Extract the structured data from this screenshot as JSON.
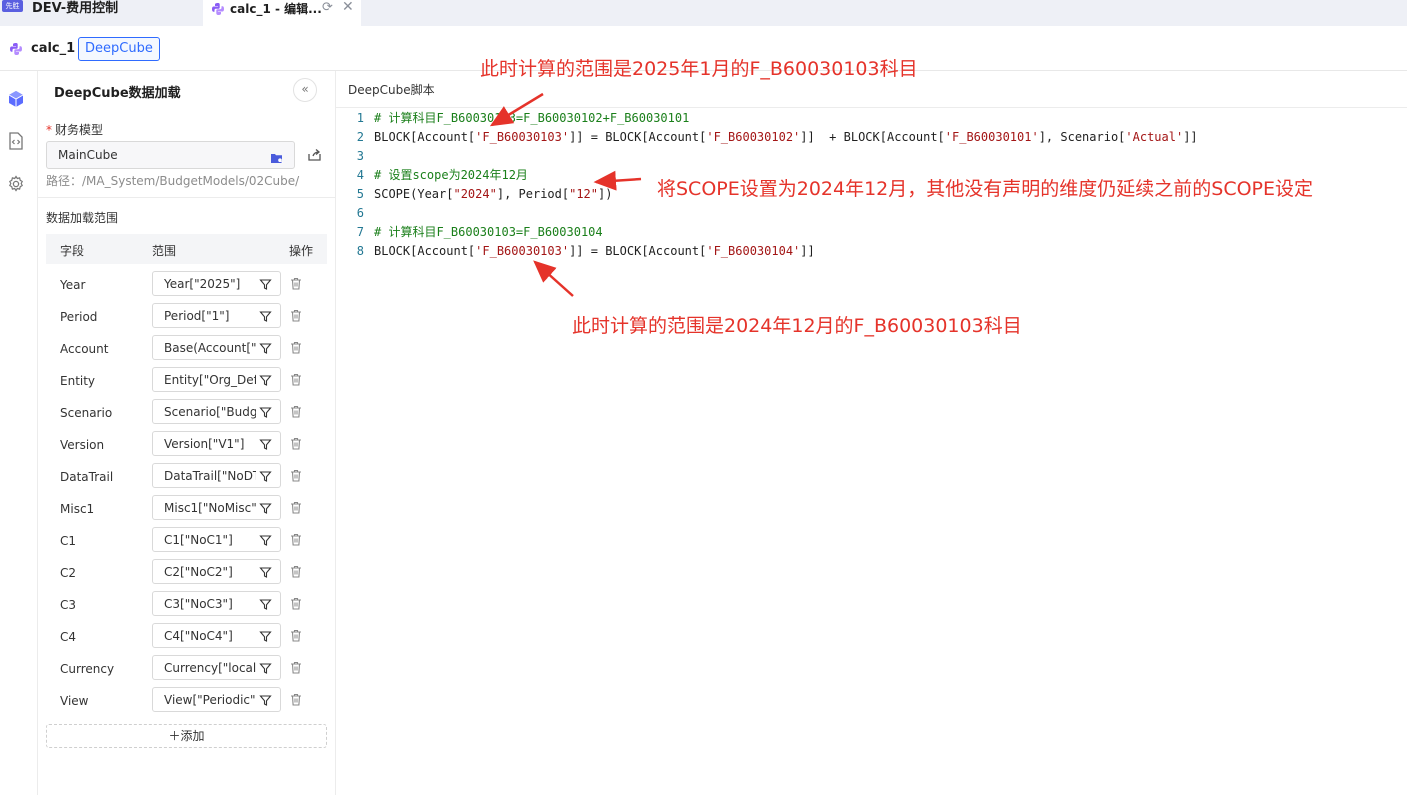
{
  "topbar": {
    "app_badge": "先胜",
    "app_title": "DEV-费用控制",
    "active_tab": {
      "label": "calc_1 - 编辑...",
      "refresh_icon": "refresh-icon",
      "close_icon": "close-icon"
    }
  },
  "header": {
    "doc_name": "calc_1",
    "doc_tag": "DeepCube"
  },
  "rail": {
    "icons": [
      "cube-icon",
      "code-file-icon",
      "settings-icon"
    ]
  },
  "panel": {
    "title": "DeepCube数据加载",
    "model_label": "财务模型",
    "model_value": "MainCube",
    "path": "路径：/MA_System/BudgetModels/02Cube/",
    "range_title": "数据加载范围",
    "columns": {
      "field": "字段",
      "range": "范围",
      "action": "操作"
    },
    "rows": [
      {
        "field": "Year",
        "range": "Year[\"2025\"]"
      },
      {
        "field": "Period",
        "range": "Period[\"1\"]"
      },
      {
        "field": "Account",
        "range": "Base(Account[\"F_B"
      },
      {
        "field": "Entity",
        "range": "Entity[\"Org_Def_"
      },
      {
        "field": "Scenario",
        "range": "Scenario[\"Budge"
      },
      {
        "field": "Version",
        "range": "Version[\"V1\"]"
      },
      {
        "field": "DataTrail",
        "range": "DataTrail[\"NoDTr"
      },
      {
        "field": "Misc1",
        "range": "Misc1[\"NoMisc\"]"
      },
      {
        "field": "C1",
        "range": "C1[\"NoC1\"]"
      },
      {
        "field": "C2",
        "range": "C2[\"NoC2\"]"
      },
      {
        "field": "C3",
        "range": "C3[\"NoC3\"]"
      },
      {
        "field": "C4",
        "range": "C4[\"NoC4\"]"
      },
      {
        "field": "Currency",
        "range": "Currency[\"local\"]"
      },
      {
        "field": "View",
        "range": "View[\"Periodic\"]"
      }
    ],
    "add_label": "＋添加"
  },
  "editor": {
    "title": "DeepCube脚本",
    "lines": [
      {
        "num": "1",
        "text": "# 计算科目F_B60030103=F_B60030102+F_B60030101"
      },
      {
        "num": "2",
        "text": "BLOCK[Account['F_B60030103']] = BLOCK[Account['F_B60030102']]  + BLOCK[Account['F_B60030101'], Scenario['Actual']]"
      },
      {
        "num": "3",
        "text": ""
      },
      {
        "num": "4",
        "text": "# 设置scope为2024年12月"
      },
      {
        "num": "5",
        "text": "SCOPE(Year[\"2024\"], Period[\"12\"])"
      },
      {
        "num": "6",
        "text": ""
      },
      {
        "num": "7",
        "text": "# 计算科目F_B60030103=F_B60030104"
      },
      {
        "num": "8",
        "text": "BLOCK[Account['F_B60030103']] = BLOCK[Account['F_B60030104']]"
      }
    ]
  },
  "annotations": {
    "top": "此时计算的范围是2025年1月的F_B60030103科目",
    "middle": "将SCOPE设置为2024年12月，其他没有声明的维度仍延续之前的SCOPE设定",
    "bottom": "此时计算的范围是2024年12月的F_B60030103科目",
    "color": "#e5332a"
  },
  "colors": {
    "accent": "#2f6bff",
    "comment": "#1a7f1a",
    "string": "#a31515",
    "line_number": "#237893"
  }
}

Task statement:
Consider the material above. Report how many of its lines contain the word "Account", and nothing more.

Completed task:
4